Generic drug companies under our auspices are lumped in with prescription drug companies in the Drug Industry in Issue 8. Generic drugs are facsimiles of prescription pharmaceuticals, which are sold at a deep discount. Their chemical and organic compositions are exactly the same as the prescription drug, except for one or two inactive ingredients. They can be sold at perhaps a quarter of the price. This is because generic makers don’t have to spend enormous amounts of money on R&D to develop the medicine, their packaging expenses are lower, and marketing, promotion, and distribution costs are less since they are sold through discount retail chains such as Duane Reade, and CVS Caremark (CVS). Over the past few years, generic companies have become increasingly audacious at trying to market their copies to the public before the brandname equivalent has lost its patent exclusivity. This is costing the brandname companies millions of dollars in legal costs as they battle to keep the generics off the market. Of course, it also costs the generic companies a lot of money in legal costs, too, and only the better-financed entities can play this game. Novartis’ (NVS) generic unit, Sandoz, already has tried to launch a facsimile of GlaxoSmithKline’s (GSK) Advair, called VR315, even though Advair’s patent doesn’t expire until 2011.

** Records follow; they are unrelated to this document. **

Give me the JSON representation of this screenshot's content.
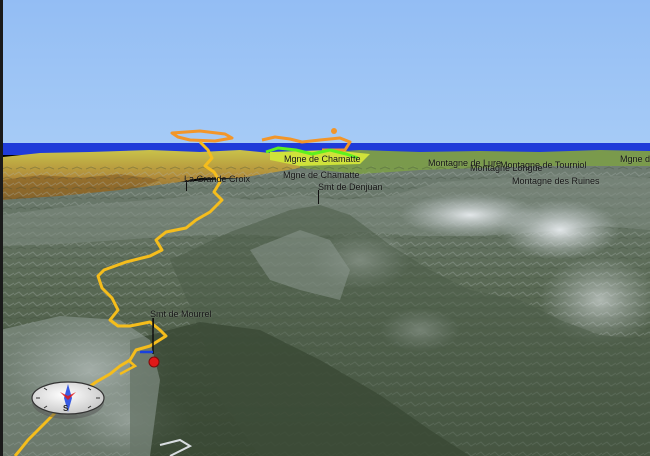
{
  "colors": {
    "sky": "#9cc3f5",
    "sea": "#1f3bd9",
    "track": "#f5bd1c",
    "track_far": "#f2962a",
    "track_top": "#5ef01e",
    "marker_red": "#e01818",
    "marker_blue": "#1840e0"
  },
  "labels": [
    {
      "text": "Mgne de Chamatte",
      "id": "label-mgne-de-chamatte"
    },
    {
      "text": "Mgne de Chamatte",
      "id": "label-mgne-de-chamatte-2"
    },
    {
      "text": "La Grande Croix",
      "id": "label-la-grande-croix"
    },
    {
      "text": "Smt de Denjuan",
      "id": "label-smt-de-denjuan"
    },
    {
      "text": "Smt de Mourrel",
      "id": "label-smt-de-mourrel"
    },
    {
      "text": "Montagne de Lure",
      "id": "label-montagne-de-lure"
    },
    {
      "text": "Montagne Longue",
      "id": "label-montagne-longue"
    },
    {
      "text": "Montagne de Tourniol",
      "id": "label-montagne-de-tourniol"
    },
    {
      "text": "Montagne des Ruines",
      "id": "label-montagne-des-ruines"
    },
    {
      "text": "Mgne de Chamatte",
      "id": "label-far-right"
    }
  ],
  "compass": {
    "icon": "compass-rose-icon",
    "letter": "S"
  }
}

As has been heralded in the media, many of these heavyweight brandname drug manufacturers will approach a patent cliff in two to three years time. Their flagship treatment’s exclusivity periods are expiring in a condensed timeframe. The FDA gives a drug company a certain number of years in which it can market its drug exclusively. A time in which it can charge patients as much as they like in order to recoup costs incurred in developing it, bringing it to market, as well as make a decent profit. After that exclusivity period ceases, it is a free-for-all for generic companies. For years, pharmaceuticals giants like Bristol-Myers (BMY) have been preparing for this patent cliff by scrambling to develop “blockbuster” substitutes, making acquisitions, and diversifying their business lines, in the hopes of replacing lost revenue. Even so, many companies are still likely to take a hit to earnings. This fact has not been lost on some investors, who are cycling out of drug stocks and looking for alternative growth sectors, such as the generic drug industry.

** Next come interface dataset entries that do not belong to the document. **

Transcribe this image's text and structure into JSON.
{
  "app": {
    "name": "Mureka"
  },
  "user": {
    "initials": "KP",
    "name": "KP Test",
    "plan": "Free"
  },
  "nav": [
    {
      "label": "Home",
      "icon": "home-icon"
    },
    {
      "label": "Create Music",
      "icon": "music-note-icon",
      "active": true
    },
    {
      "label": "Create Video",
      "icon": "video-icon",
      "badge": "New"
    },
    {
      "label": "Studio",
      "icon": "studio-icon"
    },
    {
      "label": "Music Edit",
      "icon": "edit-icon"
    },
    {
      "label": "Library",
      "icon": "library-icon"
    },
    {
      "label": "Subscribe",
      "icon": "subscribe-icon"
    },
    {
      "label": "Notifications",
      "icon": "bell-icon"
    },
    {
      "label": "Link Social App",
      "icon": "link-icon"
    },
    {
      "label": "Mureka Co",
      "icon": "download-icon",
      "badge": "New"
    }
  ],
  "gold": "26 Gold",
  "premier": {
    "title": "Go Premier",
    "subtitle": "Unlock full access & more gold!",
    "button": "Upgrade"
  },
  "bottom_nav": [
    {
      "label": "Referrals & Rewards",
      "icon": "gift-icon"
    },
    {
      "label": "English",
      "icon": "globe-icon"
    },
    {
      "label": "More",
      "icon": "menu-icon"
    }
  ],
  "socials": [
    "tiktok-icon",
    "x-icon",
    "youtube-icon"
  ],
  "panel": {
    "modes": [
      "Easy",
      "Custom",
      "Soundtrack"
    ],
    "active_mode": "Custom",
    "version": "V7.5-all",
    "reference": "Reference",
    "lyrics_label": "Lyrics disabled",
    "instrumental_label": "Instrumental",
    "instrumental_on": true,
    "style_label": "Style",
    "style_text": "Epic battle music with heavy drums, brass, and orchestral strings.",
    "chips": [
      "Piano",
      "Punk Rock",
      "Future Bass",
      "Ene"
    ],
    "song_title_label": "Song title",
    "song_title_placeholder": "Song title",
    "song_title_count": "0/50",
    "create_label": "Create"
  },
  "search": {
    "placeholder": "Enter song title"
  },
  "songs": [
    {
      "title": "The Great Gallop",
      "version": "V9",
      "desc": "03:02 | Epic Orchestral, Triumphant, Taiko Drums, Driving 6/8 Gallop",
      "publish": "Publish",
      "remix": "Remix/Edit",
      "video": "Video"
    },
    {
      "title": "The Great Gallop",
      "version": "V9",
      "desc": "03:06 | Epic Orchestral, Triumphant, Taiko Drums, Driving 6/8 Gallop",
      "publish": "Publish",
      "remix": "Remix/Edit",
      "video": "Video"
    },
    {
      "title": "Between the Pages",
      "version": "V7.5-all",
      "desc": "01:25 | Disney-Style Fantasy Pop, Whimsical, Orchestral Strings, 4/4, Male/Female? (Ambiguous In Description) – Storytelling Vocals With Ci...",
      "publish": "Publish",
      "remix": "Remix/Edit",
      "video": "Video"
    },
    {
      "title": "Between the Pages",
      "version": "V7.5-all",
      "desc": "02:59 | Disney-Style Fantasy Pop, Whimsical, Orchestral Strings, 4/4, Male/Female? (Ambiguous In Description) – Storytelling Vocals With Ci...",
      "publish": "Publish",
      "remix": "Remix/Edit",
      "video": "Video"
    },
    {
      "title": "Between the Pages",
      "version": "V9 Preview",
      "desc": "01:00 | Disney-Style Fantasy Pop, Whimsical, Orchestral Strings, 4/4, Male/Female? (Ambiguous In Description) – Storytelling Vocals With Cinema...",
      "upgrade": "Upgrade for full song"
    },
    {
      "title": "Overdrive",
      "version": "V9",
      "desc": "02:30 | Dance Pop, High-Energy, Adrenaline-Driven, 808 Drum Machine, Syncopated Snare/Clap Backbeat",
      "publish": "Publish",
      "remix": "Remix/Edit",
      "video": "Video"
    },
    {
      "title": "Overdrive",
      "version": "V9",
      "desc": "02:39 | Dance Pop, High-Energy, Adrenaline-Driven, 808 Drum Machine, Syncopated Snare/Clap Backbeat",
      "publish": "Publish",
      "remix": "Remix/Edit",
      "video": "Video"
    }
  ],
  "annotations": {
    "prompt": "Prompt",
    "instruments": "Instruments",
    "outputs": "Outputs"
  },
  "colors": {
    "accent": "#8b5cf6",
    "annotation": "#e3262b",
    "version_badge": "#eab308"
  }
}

Many generic entities see huge potential from this “patent cliff”, and many smaller shops are hoping to jump on the bandwagon. Further incentive for generic manufacturers has come from recent passage of the Healthcare Reform bill. This has created a potential market of about 30 million previously uninsured Americans, many of whom have low incomes and, therefore, seek out the lowest cost drugs. In addition, hospitals, looking to keep their budgets down, are working more closely with their in-house physicians to reduce the cost of drugs and medical devices.
Pitfalls and obstacles to achieving the coveted position of being the “go-to” generic drug substitute of choice are many, and are outlined below. They separate the winners from the also-rans.
First, there are many generic drug companies competing to be the first to market the drug that is going off-patent. Second, generics invariably have to spend a great deal of money on legal costs to break down the layers of patent protection which the brandname drug makers have put in place to postpone the inevitable. Third, Brandnames spend a lot of time and money building patient and physician brand loyalty. This is not something that will disappear overnight, despite the selling price differential. Fourth, generic companies have to ensure their facsimile passes muster with the FDA, which can be a lengthy process. It can, therefore, be seen that many factors conspire to prevent generics from getting their copies to market.
Now we come to the companies that have been successful at navigating this process and are thriving. The highly acquisitive Teva (TEVA), based in Israel, is the most ambitious of the crop, and is the largest by global sales. It has tentacles in all major worldwide markets, but is particularly strong in Europe and North America. Another good selection is Dr. Reddy’s (RDY), an Indian-based entity, with direct access to the huge and growing market in that country. That nation’s population is used to paying directly for its healthcare, rather than relying on insurance or government care. As such, the nation is constantly looking for the cheapest drugs. Pharmaceutical sales in India are expected to reach $8 billion in 2010, and double that by 2015. Another major player is Sandoz, a unit of Novartis, and the second largest by volume to Teva. Should Sandoz ever be spun off to the public by Novartis, it would likely prove to be an interesting investment. Other U.S.-based heavy hitters are Mylan, Inc. (MYL) and Par Pharmaceuticals (PRX). These companies are worth taking a peek at because there is a good possibility they could be acquired (presumably at a hefty premium) by large brandname pharmaceuticals companies, searching for alternative sources of revenue. The maxim being: “if you can’t beat them, acquire them”.